» Directions: Among the lines below, count those with "impact". Give the total alone.

» Input for this task:
-------------------------
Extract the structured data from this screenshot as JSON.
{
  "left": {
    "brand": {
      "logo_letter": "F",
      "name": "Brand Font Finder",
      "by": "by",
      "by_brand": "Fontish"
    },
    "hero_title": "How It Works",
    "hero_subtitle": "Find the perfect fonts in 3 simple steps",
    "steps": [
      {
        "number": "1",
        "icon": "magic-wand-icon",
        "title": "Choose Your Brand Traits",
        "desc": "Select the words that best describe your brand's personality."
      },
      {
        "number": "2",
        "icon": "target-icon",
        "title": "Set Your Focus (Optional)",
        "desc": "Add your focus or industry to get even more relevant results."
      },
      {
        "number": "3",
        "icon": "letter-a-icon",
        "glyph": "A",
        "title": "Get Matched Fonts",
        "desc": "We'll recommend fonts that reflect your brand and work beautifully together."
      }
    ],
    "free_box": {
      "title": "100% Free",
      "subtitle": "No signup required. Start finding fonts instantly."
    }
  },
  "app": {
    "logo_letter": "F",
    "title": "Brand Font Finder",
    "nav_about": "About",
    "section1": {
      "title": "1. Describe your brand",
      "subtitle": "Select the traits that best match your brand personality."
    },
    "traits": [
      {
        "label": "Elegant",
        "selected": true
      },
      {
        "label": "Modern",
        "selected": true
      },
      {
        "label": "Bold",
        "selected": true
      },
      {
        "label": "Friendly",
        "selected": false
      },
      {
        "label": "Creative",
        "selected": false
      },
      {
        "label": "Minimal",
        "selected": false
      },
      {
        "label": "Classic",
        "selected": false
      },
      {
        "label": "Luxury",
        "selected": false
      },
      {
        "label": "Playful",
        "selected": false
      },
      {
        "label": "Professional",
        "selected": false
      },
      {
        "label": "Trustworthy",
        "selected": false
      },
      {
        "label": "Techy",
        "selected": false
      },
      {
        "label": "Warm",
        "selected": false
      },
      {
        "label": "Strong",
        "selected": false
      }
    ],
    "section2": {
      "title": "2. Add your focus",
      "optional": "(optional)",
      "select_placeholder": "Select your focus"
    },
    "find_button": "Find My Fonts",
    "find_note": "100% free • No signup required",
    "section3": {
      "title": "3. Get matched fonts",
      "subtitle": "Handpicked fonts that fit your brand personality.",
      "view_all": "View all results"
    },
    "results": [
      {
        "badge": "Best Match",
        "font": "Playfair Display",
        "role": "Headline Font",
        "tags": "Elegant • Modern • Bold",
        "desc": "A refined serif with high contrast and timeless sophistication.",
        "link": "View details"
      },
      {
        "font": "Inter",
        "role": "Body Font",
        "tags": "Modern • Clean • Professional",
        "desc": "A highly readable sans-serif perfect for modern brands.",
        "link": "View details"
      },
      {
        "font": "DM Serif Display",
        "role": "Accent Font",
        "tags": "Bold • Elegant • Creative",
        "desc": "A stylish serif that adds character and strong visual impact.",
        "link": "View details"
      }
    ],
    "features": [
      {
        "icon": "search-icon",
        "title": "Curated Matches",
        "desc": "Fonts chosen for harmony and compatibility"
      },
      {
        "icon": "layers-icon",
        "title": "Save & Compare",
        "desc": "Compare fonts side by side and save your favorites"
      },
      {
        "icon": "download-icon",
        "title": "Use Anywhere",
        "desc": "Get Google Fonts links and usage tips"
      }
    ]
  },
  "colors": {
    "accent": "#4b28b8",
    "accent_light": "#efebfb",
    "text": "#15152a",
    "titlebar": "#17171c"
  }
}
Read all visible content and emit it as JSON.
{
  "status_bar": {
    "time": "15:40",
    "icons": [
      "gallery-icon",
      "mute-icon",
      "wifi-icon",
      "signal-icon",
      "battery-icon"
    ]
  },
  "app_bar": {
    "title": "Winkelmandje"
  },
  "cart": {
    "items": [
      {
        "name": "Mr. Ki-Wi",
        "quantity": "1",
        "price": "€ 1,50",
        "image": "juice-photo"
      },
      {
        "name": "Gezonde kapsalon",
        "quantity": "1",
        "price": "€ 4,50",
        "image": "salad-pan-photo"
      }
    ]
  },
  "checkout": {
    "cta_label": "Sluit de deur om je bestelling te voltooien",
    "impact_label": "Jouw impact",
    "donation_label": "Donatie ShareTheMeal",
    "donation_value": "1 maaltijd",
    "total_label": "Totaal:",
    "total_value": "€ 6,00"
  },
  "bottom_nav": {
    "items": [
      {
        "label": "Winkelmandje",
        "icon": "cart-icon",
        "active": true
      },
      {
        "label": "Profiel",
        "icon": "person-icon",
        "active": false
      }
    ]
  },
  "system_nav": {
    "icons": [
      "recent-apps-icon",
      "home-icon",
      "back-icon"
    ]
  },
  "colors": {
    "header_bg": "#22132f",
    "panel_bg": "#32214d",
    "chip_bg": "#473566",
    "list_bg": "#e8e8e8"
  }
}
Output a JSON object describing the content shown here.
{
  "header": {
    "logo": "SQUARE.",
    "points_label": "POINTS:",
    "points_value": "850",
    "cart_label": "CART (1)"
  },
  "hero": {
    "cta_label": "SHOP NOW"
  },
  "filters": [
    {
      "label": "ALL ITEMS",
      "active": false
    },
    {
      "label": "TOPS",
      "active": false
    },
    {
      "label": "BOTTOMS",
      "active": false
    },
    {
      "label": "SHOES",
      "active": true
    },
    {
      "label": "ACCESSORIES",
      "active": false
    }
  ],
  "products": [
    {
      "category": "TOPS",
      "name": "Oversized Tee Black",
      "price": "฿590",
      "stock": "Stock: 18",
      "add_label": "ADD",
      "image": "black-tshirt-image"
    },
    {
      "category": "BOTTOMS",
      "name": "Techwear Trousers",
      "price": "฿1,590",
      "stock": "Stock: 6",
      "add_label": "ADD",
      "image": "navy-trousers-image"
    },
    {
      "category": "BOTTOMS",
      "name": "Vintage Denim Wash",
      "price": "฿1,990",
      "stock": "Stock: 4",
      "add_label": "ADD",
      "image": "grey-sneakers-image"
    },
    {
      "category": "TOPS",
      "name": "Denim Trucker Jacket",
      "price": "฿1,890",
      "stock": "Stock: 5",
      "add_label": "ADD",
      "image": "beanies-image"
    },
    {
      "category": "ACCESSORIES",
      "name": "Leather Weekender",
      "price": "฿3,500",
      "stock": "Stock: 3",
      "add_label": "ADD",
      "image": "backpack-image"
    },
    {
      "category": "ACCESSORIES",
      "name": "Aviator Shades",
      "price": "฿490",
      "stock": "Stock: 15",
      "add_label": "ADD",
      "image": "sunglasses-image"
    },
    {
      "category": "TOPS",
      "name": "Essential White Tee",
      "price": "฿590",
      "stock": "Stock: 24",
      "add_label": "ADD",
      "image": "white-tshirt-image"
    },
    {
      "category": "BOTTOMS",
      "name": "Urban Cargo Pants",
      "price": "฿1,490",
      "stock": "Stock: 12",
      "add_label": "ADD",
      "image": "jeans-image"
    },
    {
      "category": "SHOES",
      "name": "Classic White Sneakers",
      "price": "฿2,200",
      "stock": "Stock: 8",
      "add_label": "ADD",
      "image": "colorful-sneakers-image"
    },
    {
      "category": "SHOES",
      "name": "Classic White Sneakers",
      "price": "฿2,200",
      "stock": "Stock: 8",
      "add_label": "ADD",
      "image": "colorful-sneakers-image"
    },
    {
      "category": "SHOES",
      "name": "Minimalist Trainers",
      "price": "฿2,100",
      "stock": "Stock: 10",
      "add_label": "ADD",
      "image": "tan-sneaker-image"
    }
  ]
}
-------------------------
» Your response: 2